© Herald photo by Terry Munro
Daily Herald managing editor Perry Bergson can be seen to the right in the nose of the B-17 Flying Fortress on Monday.
It takes a while for the grin to wash off after you’ve been up in Sentimental Journey.
The B-17 Flying Fortress is currently visiting the city for a few days and I received the chance to go up for the first flight in Prince Albert.
Even better, I sat in the nose of the plane.
It’s an unforgettable way to fly.
You climb up a ladder and make your way through a small door to your left. The plexiglass nose of the plane allows you a view that you’ve never had before while a series of small windows provides a line of sight just in front of the propellers.
There are two chairs. One is in the cone and has the unblemished sightlines that would have allowed the gunner to see and shoot at attacking fighter planes.
Just behind, and slightly lower, the other chair sits at a small desk that would allow the bombadier to plot when the bombs would fall.
An impressive array of dials and gauges plot speed and height. A small red bulb reads BOMB RELEASE, while one beside it reads LAMP ON BOMB DOORS OPEN.
Gregory Sproat had the front seat as our adventure began.
We taxied to the far end of the runway and then did a U-turn. We sat there for what seemed like minutes but it was likely just seconds.
The four giant engines roared to life and you could instantly feel the power. A moment later we began to move.
I’ve often noticed the sensation after takeoff when the plane seems to drop a few feet. It can be unnerving.
It didn’t happen in Sentimental Journey. The big bomber’s flight felt soft and smooth.
Oh, and noisy.
A crew member had handed the two of us ear plugs before we took off and now I understood why.
You’re in a metal tube right beside four 1,200-horsepower engines, each of which has nine cylinders. It’s like sitting in a tiny garden shed with 600 lawn mowers running on the outside.
The dirty little non-secret that the volunteer crew chuckle about is that Douglas actually manufactured Sentimental Journey.
Boeing’s plants were running at full capacity so Douglas and Lockheed subsidiary Vega pitched in to build them as well.
Sentimental Journey was built in the spring of 1944 but didn’t fly to the Pacific Theatre until 1945. It was only used for reconnaissance during the war, part of the reason it survived in such terrific shape.
The nose is reasonably spacious, although you can imagine that they would probably prefer if the wartime gunners had been a little shorter than my six feet.

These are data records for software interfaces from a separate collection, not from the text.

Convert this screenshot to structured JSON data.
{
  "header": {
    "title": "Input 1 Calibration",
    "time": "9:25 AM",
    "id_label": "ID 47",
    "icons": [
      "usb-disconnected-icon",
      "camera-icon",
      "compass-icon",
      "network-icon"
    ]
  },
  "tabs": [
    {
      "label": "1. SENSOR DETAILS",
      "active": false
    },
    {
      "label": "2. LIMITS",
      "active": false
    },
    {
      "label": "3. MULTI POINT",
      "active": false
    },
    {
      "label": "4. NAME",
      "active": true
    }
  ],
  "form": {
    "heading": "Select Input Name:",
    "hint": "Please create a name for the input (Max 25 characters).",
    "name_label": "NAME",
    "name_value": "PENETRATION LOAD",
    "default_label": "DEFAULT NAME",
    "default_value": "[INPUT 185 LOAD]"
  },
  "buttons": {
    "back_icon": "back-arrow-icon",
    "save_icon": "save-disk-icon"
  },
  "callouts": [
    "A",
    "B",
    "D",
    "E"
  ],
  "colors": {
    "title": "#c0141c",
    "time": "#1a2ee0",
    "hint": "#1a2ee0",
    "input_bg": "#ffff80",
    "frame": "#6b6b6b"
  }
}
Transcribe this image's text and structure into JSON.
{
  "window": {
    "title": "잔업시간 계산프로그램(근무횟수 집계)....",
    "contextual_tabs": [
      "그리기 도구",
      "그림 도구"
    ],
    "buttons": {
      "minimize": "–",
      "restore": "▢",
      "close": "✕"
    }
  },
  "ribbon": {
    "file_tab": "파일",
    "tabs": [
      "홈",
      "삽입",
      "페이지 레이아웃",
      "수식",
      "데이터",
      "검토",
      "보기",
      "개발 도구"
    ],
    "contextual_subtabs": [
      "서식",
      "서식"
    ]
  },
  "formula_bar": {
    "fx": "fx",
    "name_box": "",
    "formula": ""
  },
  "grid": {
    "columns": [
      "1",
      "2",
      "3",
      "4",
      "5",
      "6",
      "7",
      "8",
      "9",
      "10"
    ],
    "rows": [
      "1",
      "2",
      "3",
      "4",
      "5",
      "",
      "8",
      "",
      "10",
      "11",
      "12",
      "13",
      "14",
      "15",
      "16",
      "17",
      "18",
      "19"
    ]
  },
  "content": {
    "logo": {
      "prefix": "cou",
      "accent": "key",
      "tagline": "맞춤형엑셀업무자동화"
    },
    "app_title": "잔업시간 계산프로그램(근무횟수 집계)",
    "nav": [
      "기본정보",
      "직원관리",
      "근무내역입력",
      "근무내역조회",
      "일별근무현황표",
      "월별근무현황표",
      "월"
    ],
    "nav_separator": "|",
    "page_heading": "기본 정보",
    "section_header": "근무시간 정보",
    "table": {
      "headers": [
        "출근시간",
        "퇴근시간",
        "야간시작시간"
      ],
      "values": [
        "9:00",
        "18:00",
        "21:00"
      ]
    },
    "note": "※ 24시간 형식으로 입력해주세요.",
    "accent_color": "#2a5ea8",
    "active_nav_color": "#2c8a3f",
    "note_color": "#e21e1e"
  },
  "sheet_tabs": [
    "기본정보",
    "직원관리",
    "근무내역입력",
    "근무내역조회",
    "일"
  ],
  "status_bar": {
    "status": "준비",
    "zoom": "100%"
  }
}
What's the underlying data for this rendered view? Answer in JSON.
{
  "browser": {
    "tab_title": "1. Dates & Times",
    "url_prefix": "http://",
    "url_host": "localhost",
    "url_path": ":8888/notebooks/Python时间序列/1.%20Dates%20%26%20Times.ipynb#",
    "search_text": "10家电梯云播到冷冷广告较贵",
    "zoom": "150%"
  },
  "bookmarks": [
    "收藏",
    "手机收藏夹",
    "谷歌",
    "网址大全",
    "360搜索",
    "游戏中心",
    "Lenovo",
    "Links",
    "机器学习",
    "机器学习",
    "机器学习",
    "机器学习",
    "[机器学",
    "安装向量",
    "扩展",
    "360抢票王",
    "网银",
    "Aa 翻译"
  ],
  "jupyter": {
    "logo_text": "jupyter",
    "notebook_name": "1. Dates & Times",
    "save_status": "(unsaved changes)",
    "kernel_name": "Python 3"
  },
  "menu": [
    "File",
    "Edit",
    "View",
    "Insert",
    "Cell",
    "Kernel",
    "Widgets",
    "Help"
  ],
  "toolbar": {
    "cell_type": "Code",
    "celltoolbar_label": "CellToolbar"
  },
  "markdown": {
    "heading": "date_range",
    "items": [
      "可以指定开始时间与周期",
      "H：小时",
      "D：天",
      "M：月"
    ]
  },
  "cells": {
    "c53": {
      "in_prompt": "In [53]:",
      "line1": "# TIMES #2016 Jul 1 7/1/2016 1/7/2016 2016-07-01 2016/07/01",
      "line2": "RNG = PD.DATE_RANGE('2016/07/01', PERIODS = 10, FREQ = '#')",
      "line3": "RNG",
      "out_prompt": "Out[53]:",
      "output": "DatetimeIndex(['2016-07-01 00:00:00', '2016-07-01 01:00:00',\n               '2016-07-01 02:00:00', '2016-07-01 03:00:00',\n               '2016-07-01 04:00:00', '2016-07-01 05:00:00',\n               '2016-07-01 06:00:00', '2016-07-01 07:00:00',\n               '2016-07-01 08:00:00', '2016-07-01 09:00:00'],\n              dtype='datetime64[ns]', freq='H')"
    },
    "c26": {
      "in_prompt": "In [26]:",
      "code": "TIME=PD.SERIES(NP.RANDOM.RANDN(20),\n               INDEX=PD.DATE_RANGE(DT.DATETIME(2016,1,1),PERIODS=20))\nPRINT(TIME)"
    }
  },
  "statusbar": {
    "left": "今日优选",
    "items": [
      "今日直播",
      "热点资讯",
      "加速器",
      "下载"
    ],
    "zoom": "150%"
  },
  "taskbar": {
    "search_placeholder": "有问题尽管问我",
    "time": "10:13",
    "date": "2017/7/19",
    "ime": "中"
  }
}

I understand that the ball turret gunner actually had to be smaller than 5’4 because the space was so tight.
The 20-minute trip over the city and surrounding area ends far too quickly. It’s tough to take in everything on the inside and the outside, although I did find time to snap 250 pictures. You’ll see more of them on Wednesday’s Spotlight page and in a slideshow at paherald.sk.ca when I find time to sort and load them.
As I wrote in my column in Monday’s Daily Herald, I’ve always been fascinated by warplanes, particularly from World War Two. If you share my fascination, you can go up in Sentimental Journey too.
It isn’t cheap but keeping a nearly 70-year-old heavy bomber in the air is an expensive proposition so nobody is getting rich here.
Tickets range from $900 for a guaranteed spot in the nose or $450 for a spot in the radio room/waist gunners position. Flights are available Tuesday, Wednesday and Thursday at 10 a.m., 11 a.m. and 4 p.m.
To book a spot, call 587-338-8817.
There is a cheaper way to see the old warbird.
Tours are available for a $5 donation between noon and 7 p.m. at the airport each day.
The plane will be here until it leaves for Bismarck, N.D., on Friday morning. Don’t miss it.